Output the data below exactly as it is, dropping the pictures from your copy.

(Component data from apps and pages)
=== Begin Enclosure ===
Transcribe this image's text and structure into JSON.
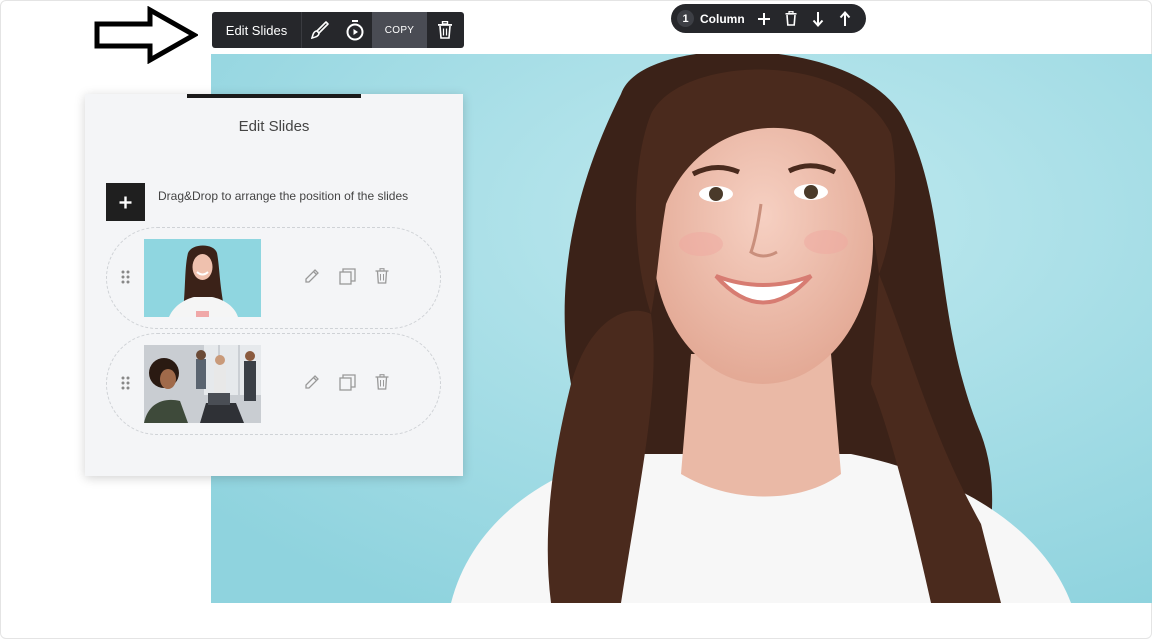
{
  "element_toolbar": {
    "edit_slides_label": "Edit Slides",
    "copy_label": "COPY"
  },
  "column_toolbar": {
    "count": "1",
    "label": "Column"
  },
  "panel": {
    "title": "Edit Slides",
    "hint": "Drag&Drop to arrange the position of the slides",
    "slides": [
      {
        "thumbnail": "woman-smiling-portrait"
      },
      {
        "thumbnail": "office-team-meeting"
      }
    ]
  },
  "icons": {
    "toolbar": [
      "brush-icon",
      "timer-icon",
      "trash-icon"
    ],
    "column": [
      "plus-icon",
      "trash-icon",
      "arrow-down-icon",
      "arrow-up-icon"
    ],
    "slide_actions": [
      "pencil-icon",
      "duplicate-icon",
      "trash-icon"
    ]
  },
  "colors": {
    "toolbar_bg": "#26272b",
    "hero_bg": "#a7dfe7",
    "panel_bg": "#f4f5f7"
  }
}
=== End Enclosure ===
• **SOLUTION BELOW**:
Transcribe this image's text and structure into JSON.
{
  "element_toolbar": {
    "edit_slides_label": "Edit Slides",
    "copy_label": "COPY"
  },
  "column_toolbar": {
    "count": "1",
    "label": "Column"
  },
  "panel": {
    "title": "Edit Slides",
    "hint": "Drag&Drop to arrange the position of the slides",
    "slides": [
      {
        "thumbnail": "woman-smiling-portrait"
      },
      {
        "thumbnail": "office-team-meeting"
      }
    ]
  },
  "icons": {
    "toolbar": [
      "brush-icon",
      "timer-icon",
      "trash-icon"
    ],
    "column": [
      "plus-icon",
      "trash-icon",
      "arrow-down-icon",
      "arrow-up-icon"
    ],
    "slide_actions": [
      "pencil-icon",
      "duplicate-icon",
      "trash-icon"
    ]
  },
  "colors": {
    "toolbar_bg": "#26272b",
    "hero_bg": "#a7dfe7",
    "panel_bg": "#f4f5f7"
  }
}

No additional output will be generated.